(Listed entries begins)
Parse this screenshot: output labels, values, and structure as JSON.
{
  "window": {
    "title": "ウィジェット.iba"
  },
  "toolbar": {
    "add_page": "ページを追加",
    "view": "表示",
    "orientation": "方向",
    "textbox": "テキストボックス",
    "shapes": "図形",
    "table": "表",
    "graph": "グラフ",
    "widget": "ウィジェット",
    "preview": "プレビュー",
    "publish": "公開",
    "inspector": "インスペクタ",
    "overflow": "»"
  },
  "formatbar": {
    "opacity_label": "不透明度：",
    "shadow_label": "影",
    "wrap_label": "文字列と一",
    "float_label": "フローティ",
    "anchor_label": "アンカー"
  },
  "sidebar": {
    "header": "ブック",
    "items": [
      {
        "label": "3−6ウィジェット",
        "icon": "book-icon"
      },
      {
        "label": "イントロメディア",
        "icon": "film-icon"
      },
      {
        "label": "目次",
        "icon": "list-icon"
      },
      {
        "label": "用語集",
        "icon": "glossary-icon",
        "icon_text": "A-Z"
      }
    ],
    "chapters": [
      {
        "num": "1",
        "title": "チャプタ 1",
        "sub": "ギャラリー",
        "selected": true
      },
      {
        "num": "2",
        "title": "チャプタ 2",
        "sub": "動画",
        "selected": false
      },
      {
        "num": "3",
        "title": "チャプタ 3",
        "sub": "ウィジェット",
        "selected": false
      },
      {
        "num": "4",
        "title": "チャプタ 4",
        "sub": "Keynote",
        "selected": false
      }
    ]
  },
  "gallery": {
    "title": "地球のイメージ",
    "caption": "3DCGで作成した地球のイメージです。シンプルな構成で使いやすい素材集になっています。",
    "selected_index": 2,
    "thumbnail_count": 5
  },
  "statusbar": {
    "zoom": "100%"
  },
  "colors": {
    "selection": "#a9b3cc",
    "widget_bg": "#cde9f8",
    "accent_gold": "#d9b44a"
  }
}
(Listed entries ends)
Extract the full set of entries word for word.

Parse this screenshot: output labels, values, and structure as JSON.
{
  "window": {
    "title": "ウィジェット.iba"
  },
  "toolbar": {
    "add_page": "ページを追加",
    "view": "表示",
    "orientation": "方向",
    "textbox": "テキストボックス",
    "shapes": "図形",
    "table": "表",
    "graph": "グラフ",
    "widget": "ウィジェット",
    "preview": "プレビュー",
    "publish": "公開",
    "inspector": "インスペクタ",
    "overflow": "»"
  },
  "formatbar": {
    "opacity_label": "不透明度：",
    "shadow_label": "影",
    "wrap_label": "文字列と一",
    "float_label": "フローティ",
    "anchor_label": "アンカー"
  },
  "sidebar": {
    "header": "ブック",
    "items": [
      {
        "label": "3−6ウィジェット",
        "icon": "book-icon"
      },
      {
        "label": "イントロメディア",
        "icon": "film-icon"
      },
      {
        "label": "目次",
        "icon": "list-icon"
      },
      {
        "label": "用語集",
        "icon": "glossary-icon",
        "icon_text": "A-Z"
      }
    ],
    "chapters": [
      {
        "num": "1",
        "title": "チャプタ 1",
        "sub": "ギャラリー",
        "selected": true
      },
      {
        "num": "2",
        "title": "チャプタ 2",
        "sub": "動画",
        "selected": false
      },
      {
        "num": "3",
        "title": "チャプタ 3",
        "sub": "ウィジェット",
        "selected": false
      },
      {
        "num": "4",
        "title": "チャプタ 4",
        "sub": "Keynote",
        "selected": false
      }
    ]
  },
  "gallery": {
    "title": "地球のイメージ",
    "caption": "3DCGで作成した地球のイメージです。シンプルな構成で使いやすい素材集になっています。",
    "selected_index": 2,
    "thumbnail_count": 5
  },
  "statusbar": {
    "zoom": "100%"
  },
  "colors": {
    "selection": "#a9b3cc",
    "widget_bg": "#cde9f8",
    "accent_gold": "#d9b44a"
  }
}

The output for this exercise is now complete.